Mayhem’s debut is the scariest metal album of all time. Even without context, it’s a chilling listen, defined by its icy tremolo picking and screeching hymns to the dark side. But then you learn the backstory.

The band were the nucleus of Norwegian black metal. Guitarist Øystein “Euronymous” Aarseth defined its sound, vocalist Per “Dead” Ohlin invented its corpse-painted theatrics and one-time bassist Varg Vikernes instigated the church-burning extremism. Then Dead killed himself and Vikernes murdered Euronymous before outing himself as a far-right twat. Mayhem corralled their scene and it dispersed with their downfall.

On De Mysteriis…, Dead is replaced by Attila Csihar, and a killer and his victim hauntingly play on the same songs. It being released one year after Euronymous’s death makes it a sinister epitaph to one of the most destructive and notorious episodes in pop-cultural history – yet it remains a touchstone for everything else black metal would become.

Enslaved – Eld (1997)

After Euronymous died in 1993, the Norwegian black metal scene sonically splintered. Immortal built their lyrical landscape of Blashyrkh and delved deeper and deeper into old-school metal. Emperor grew in their symphonia and technicality. Ulver flourished into an industrial jazz post-rock thing, because why not? Meanwhile, Enslaved became the band Euronymous always wanted them to be.

Formed by Ivar Bjørnson and Grutle Kjellson when they were just teenagers, the band were proteges of the Oslo ringleader. They were even first exposed to progressive music in his record shop, Helvete. Such influence was apparent on 1994’s synthy metal debut Vikingligr Veldi, but Eld pushed even further. 16-minute opener 793 (Slaget Om Lindisfarne) is a classic of both the prog-black and viking metal styles, and was the strongest signal of the genre’s eclectic potential. Nowadays, Enslaved self-categorise as “all the favourites in your record collection in one cohesive mass”.

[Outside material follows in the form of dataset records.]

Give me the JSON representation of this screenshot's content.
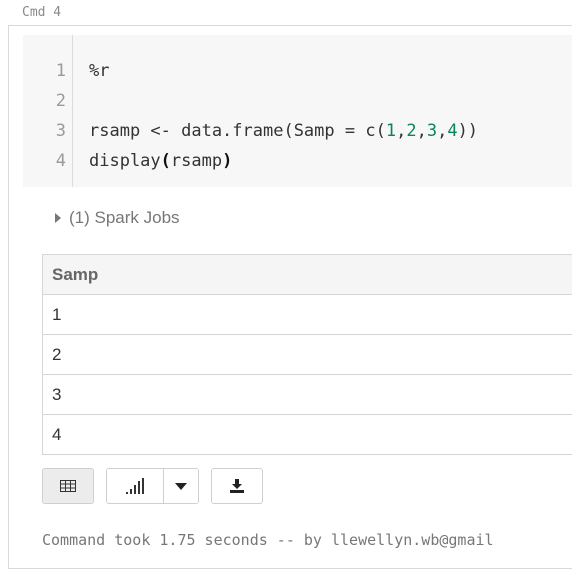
{
  "cell": {
    "label": "Cmd 4",
    "code": {
      "line_numbers": [
        "1",
        "2",
        "3",
        "4"
      ],
      "lines": [
        {
          "parts": [
            {
              "text": "%r",
              "style": "plain"
            }
          ]
        },
        {
          "parts": []
        },
        {
          "parts": [
            {
              "text": "rsamp <- data.frame(Samp = c(",
              "style": "plain"
            },
            {
              "text": "1",
              "style": "num"
            },
            {
              "text": ",",
              "style": "plain"
            },
            {
              "text": "2",
              "style": "num"
            },
            {
              "text": ",",
              "style": "plain"
            },
            {
              "text": "3",
              "style": "num"
            },
            {
              "text": ",",
              "style": "plain"
            },
            {
              "text": "4",
              "style": "num"
            },
            {
              "text": "))",
              "style": "plain"
            }
          ]
        },
        {
          "parts": [
            {
              "text": "display",
              "style": "plain"
            },
            {
              "text": "(",
              "style": "bold"
            },
            {
              "text": "rsamp",
              "style": "plain"
            },
            {
              "text": ")",
              "style": "bold"
            }
          ]
        }
      ]
    },
    "spark_jobs": "(1) Spark Jobs",
    "table": {
      "header": "Samp",
      "rows": [
        "1",
        "2",
        "3",
        "4"
      ]
    },
    "status": "Command took 1.75 seconds -- by llewellyn.wb@gmail"
  },
  "colors": {
    "number": "#098658",
    "editor_bg": "#f7f7f7",
    "muted_text": "#777777"
  },
  "icons": {
    "table_view": "table-icon",
    "chart_view": "bar-chart-icon",
    "chart_options": "caret-down-icon",
    "download": "download-icon",
    "expand": "caret-right-icon"
  }
}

Cradle Of Filth – Cruelty And The Beast (1998)

Between Dusk And Her Embrace and Cruelty And The Beast, Dani Filth’s macabre cabaret courted the mainstream by generating as many headlines as Norwegian black metal, but killing 100% less people. Two fans were arrested for wearing that ‘Jesus Is A Cunt’ shirt in 1997 and '98, inspiring widespread scrutiny. Like Iron Maiden amidst the ‘satanic panic’, Cradle disgusted old fogeys and fascinated teenagers – the perfect combination for attention.

Cruelty… was always going to be a hit as a result, but what ensured the staying power was mixing the nascent and the timeless. Cradle tethered the fury and screams of black metal to the pageantry of Maiden and tales of historical horror. The band reached number 48 in the UK and number 13 in Finland, then their commercial ascent was sealed by From The Cradle To Enslave dominating MTV the following year.

Alcest – Écailles De Lune (2010)

Stéphane “Neige” Paut was just a kid with a dream. Literally. When he was young, the Alcest mastermind had repeated visions of a blissful landscape, which were so vivid that he believes they were flashes of a life before life. Neige’s MO for his band is to bring the sound of that personal paradise into reality.

The musician was also a child of the French black metal scene. Although he formed Alcest as a straight-ahead genre project, he united that aggression with heavenly beauty to create blackgaze. On breakthrough album Écailles De Lune, black metal sounded delicate, stocked with angelic croons and clean strumming as much as it was abrasive guitar tones and flurrying drums. The love that it received from mainstream critics pre-empted the kind of intrigue that would follow Deafheaven and Zeal & Ardor’s later genre experiments.

Matt Mills
Contributing Editor, Metal Hammer

Louder’s resident Gojira obsessive was still at uni when he joined the team in 2017. Since then, Matt’s become a regular in Prog and Metal Hammer, at his happiest when interviewing the most forward-thinking artists heavy music can muster. He’s got bylines in The Guardian, The Telegraph, NME, Guitar and many others, too. When he’s not writing, you’ll probably find him skydiving, scuba diving or coasteering.